### Task goal
Word for word, please copy the listing below, with its pictures left out.
━━━━━ Extracted material
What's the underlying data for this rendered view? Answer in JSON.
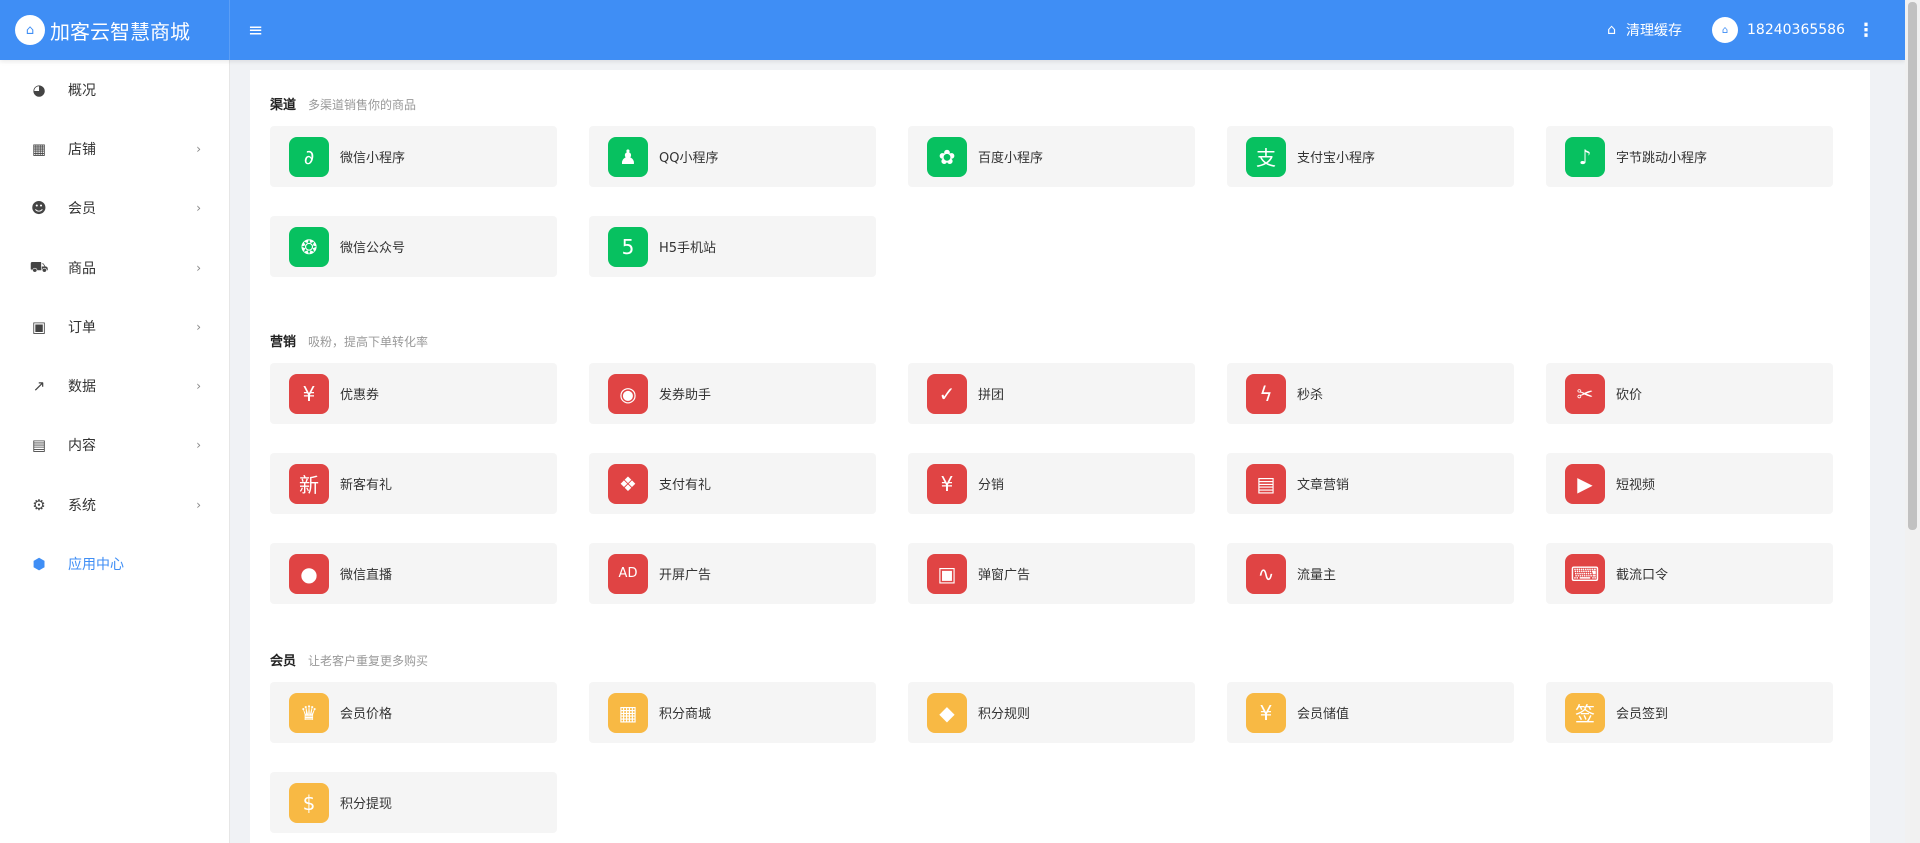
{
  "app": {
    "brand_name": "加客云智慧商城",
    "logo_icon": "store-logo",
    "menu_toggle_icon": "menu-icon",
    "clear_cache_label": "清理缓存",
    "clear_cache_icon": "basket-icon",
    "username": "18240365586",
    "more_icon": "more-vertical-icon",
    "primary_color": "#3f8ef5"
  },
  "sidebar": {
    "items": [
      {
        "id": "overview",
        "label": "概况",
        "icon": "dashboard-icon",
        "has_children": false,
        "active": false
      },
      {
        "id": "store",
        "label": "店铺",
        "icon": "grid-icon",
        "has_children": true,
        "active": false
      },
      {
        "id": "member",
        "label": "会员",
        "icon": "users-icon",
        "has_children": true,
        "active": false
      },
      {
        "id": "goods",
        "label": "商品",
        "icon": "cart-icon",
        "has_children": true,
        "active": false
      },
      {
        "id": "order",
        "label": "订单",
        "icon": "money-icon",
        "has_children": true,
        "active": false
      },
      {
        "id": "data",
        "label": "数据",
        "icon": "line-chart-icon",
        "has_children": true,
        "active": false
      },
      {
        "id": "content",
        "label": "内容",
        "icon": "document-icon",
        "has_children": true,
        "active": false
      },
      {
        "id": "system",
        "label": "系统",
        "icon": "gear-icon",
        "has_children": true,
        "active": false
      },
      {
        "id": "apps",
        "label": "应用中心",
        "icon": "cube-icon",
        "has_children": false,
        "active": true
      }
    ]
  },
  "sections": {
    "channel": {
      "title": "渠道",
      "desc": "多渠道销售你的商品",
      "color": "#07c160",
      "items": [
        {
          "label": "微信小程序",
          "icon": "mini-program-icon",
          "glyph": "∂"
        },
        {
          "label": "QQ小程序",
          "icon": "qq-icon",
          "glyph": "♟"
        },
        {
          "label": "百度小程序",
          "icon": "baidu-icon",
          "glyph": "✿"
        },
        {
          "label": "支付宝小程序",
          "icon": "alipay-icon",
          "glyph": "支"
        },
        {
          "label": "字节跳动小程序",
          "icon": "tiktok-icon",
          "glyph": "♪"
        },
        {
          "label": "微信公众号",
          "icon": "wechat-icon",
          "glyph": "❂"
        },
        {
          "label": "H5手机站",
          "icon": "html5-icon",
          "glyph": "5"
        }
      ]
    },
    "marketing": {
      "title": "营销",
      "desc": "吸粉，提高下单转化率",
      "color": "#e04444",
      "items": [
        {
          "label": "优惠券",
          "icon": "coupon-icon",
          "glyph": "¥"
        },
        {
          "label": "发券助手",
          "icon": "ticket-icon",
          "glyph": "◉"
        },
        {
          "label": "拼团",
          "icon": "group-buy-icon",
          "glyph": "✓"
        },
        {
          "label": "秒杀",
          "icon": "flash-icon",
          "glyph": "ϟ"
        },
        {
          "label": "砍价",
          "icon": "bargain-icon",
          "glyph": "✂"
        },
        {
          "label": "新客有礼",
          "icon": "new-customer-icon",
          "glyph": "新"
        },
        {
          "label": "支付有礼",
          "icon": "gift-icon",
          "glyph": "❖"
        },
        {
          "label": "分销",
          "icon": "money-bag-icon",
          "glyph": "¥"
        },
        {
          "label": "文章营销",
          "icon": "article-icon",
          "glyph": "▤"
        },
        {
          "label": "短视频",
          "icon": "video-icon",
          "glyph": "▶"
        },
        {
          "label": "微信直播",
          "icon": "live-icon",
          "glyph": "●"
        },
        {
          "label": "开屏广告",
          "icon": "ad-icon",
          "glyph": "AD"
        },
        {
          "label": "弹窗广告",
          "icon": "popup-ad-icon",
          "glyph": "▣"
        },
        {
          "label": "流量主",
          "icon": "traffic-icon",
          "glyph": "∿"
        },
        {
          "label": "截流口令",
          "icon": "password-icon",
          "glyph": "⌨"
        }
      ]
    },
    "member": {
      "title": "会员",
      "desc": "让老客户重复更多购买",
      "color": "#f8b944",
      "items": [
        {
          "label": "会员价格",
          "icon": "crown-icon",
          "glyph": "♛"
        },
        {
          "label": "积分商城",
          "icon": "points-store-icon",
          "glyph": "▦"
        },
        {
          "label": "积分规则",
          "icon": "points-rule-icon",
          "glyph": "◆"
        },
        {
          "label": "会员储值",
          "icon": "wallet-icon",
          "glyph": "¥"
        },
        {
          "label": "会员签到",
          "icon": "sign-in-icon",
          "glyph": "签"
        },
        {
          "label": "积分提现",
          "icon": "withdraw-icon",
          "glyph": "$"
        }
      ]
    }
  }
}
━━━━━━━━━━
### Response to this task
What's the underlying data for this rendered view? Answer in JSON.
{
  "app": {
    "brand_name": "加客云智慧商城",
    "logo_icon": "store-logo",
    "menu_toggle_icon": "menu-icon",
    "clear_cache_label": "清理缓存",
    "clear_cache_icon": "basket-icon",
    "username": "18240365586",
    "more_icon": "more-vertical-icon",
    "primary_color": "#3f8ef5"
  },
  "sidebar": {
    "items": [
      {
        "id": "overview",
        "label": "概况",
        "icon": "dashboard-icon",
        "has_children": false,
        "active": false
      },
      {
        "id": "store",
        "label": "店铺",
        "icon": "grid-icon",
        "has_children": true,
        "active": false
      },
      {
        "id": "member",
        "label": "会员",
        "icon": "users-icon",
        "has_children": true,
        "active": false
      },
      {
        "id": "goods",
        "label": "商品",
        "icon": "cart-icon",
        "has_children": true,
        "active": false
      },
      {
        "id": "order",
        "label": "订单",
        "icon": "money-icon",
        "has_children": true,
        "active": false
      },
      {
        "id": "data",
        "label": "数据",
        "icon": "line-chart-icon",
        "has_children": true,
        "active": false
      },
      {
        "id": "content",
        "label": "内容",
        "icon": "document-icon",
        "has_children": true,
        "active": false
      },
      {
        "id": "system",
        "label": "系统",
        "icon": "gear-icon",
        "has_children": true,
        "active": false
      },
      {
        "id": "apps",
        "label": "应用中心",
        "icon": "cube-icon",
        "has_children": false,
        "active": true
      }
    ]
  },
  "sections": {
    "channel": {
      "title": "渠道",
      "desc": "多渠道销售你的商品",
      "color": "#07c160",
      "items": [
        {
          "label": "微信小程序",
          "icon": "mini-program-icon",
          "glyph": "∂"
        },
        {
          "label": "QQ小程序",
          "icon": "qq-icon",
          "glyph": "♟"
        },
        {
          "label": "百度小程序",
          "icon": "baidu-icon",
          "glyph": "✿"
        },
        {
          "label": "支付宝小程序",
          "icon": "alipay-icon",
          "glyph": "支"
        },
        {
          "label": "字节跳动小程序",
          "icon": "tiktok-icon",
          "glyph": "♪"
        },
        {
          "label": "微信公众号",
          "icon": "wechat-icon",
          "glyph": "❂"
        },
        {
          "label": "H5手机站",
          "icon": "html5-icon",
          "glyph": "5"
        }
      ]
    },
    "marketing": {
      "title": "营销",
      "desc": "吸粉，提高下单转化率",
      "color": "#e04444",
      "items": [
        {
          "label": "优惠券",
          "icon": "coupon-icon",
          "glyph": "¥"
        },
        {
          "label": "发券助手",
          "icon": "ticket-icon",
          "glyph": "◉"
        },
        {
          "label": "拼团",
          "icon": "group-buy-icon",
          "glyph": "✓"
        },
        {
          "label": "秒杀",
          "icon": "flash-icon",
          "glyph": "ϟ"
        },
        {
          "label": "砍价",
          "icon": "bargain-icon",
          "glyph": "✂"
        },
        {
          "label": "新客有礼",
          "icon": "new-customer-icon",
          "glyph": "新"
        },
        {
          "label": "支付有礼",
          "icon": "gift-icon",
          "glyph": "❖"
        },
        {
          "label": "分销",
          "icon": "money-bag-icon",
          "glyph": "¥"
        },
        {
          "label": "文章营销",
          "icon": "article-icon",
          "glyph": "▤"
        },
        {
          "label": "短视频",
          "icon": "video-icon",
          "glyph": "▶"
        },
        {
          "label": "微信直播",
          "icon": "live-icon",
          "glyph": "●"
        },
        {
          "label": "开屏广告",
          "icon": "ad-icon",
          "glyph": "AD"
        },
        {
          "label": "弹窗广告",
          "icon": "popup-ad-icon",
          "glyph": "▣"
        },
        {
          "label": "流量主",
          "icon": "traffic-icon",
          "glyph": "∿"
        },
        {
          "label": "截流口令",
          "icon": "password-icon",
          "glyph": "⌨"
        }
      ]
    },
    "member": {
      "title": "会员",
      "desc": "让老客户重复更多购买",
      "color": "#f8b944",
      "items": [
        {
          "label": "会员价格",
          "icon": "crown-icon",
          "glyph": "♛"
        },
        {
          "label": "积分商城",
          "icon": "points-store-icon",
          "glyph": "▦"
        },
        {
          "label": "积分规则",
          "icon": "points-rule-icon",
          "glyph": "◆"
        },
        {
          "label": "会员储值",
          "icon": "wallet-icon",
          "glyph": "¥"
        },
        {
          "label": "会员签到",
          "icon": "sign-in-icon",
          "glyph": "签"
        },
        {
          "label": "积分提现",
          "icon": "withdraw-icon",
          "glyph": "$"
        }
      ]
    }
  }
}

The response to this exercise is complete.